Instead of greeting the article, the last interview conducted before he passed, and which I consider to be sublime, as a worthy contribution to the newspaper, Dean proceeded to reject the article as ‘not fit for print in a family newspaper’. Besides, didn’t my story state that Mr Jansen had been told not to speak to the press by his producer? Her attitude was racist and patronising to say the least.
Then she demanded I hand over Robbie’s contact details. As a journalist I was under absolutely no compulsion to hand over this kind of information, in particular I did not have to provide access to my sources. Nevertheless I gave her the contact details of the Glen Robertson Jazz Trio.
Dean didn’t bother to call Jansen, the same way she refused to return the calls of one Rashid Lombard, a former colleague from South Press, who out of sympathy for the plight of writers such as myself offered to make his extensive archive of jazz photography available at a fee.
I picked up the phone and telephoned Media24 manager Sedrick Taljaard, complaining about Dean. His response was to schedule an evaluation meeting where my performance would be evaluated in terms of my contract.
There I sat in front of Taljaard, Dean and human resources manager Warren Charles. Taljaard explained that he was not happy with my work performance, in particular I had apparently sworn at Ms Dean, had been insubordinate, since I had not provided the telephone number of Mr Jansen.
Bear in mind that Mr Jansen had suffered cardiac arrest some months prior to our interview, was on oxygen and under doctor’s supervision.
Then he uttered words which made my stomach churn, ‘Ons het jou geld gegee, waar is ons pond vleis?’ (Which translates: We gave you money where is our pound of flesh?) This from a man who on a previous occasion had instructed me: ‘Don’t bring up the struggle’. And if I didn’t enjoy the work conditions at Media24, I could ‘vat my goed and terminus toe gaan.’
Before I could answer Warren Charles weighed in. ‘What was I doing at the West End (a Jazz music venue) on a Friday night? Wasn’t I contradicting myself as a Jew?’ I got up and walked out of the interview.
Taljaard proceeded to fire me in the passage, and I was told to get my things and frog-marched off the premises, sans the newsroom camera I had with various photographic images, in particular images of several young black buskers on Long St.
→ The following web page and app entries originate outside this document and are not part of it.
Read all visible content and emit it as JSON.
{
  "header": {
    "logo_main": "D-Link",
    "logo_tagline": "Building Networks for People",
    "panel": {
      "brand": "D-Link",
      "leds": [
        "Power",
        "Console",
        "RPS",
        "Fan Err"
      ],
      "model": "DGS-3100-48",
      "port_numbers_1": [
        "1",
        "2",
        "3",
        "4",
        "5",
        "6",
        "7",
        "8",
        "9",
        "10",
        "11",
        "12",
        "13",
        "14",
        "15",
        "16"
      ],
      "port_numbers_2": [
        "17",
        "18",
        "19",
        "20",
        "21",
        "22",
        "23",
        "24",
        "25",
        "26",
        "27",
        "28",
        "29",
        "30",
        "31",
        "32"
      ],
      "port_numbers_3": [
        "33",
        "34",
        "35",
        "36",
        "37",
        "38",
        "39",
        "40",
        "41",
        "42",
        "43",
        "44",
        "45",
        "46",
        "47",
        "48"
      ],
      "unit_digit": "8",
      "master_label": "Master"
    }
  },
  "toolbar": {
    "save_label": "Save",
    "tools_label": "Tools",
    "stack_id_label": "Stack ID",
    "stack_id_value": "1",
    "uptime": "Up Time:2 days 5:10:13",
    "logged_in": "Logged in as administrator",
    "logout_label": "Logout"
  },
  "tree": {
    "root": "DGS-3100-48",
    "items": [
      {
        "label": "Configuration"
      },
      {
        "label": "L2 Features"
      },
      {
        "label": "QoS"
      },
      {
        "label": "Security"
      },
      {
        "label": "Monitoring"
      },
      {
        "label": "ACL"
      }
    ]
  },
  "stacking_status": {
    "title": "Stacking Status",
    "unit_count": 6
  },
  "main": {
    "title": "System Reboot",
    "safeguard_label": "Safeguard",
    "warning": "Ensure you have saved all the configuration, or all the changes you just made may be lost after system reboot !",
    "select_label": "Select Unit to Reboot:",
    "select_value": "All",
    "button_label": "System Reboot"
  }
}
Thus began my ordeal with the South African legal authorities, resulting in an inquisition of my secular identity and struggle history, and an ongoing saga of gagging, judicial impropriety, outright corruption and state capture which remains unresolved to this day.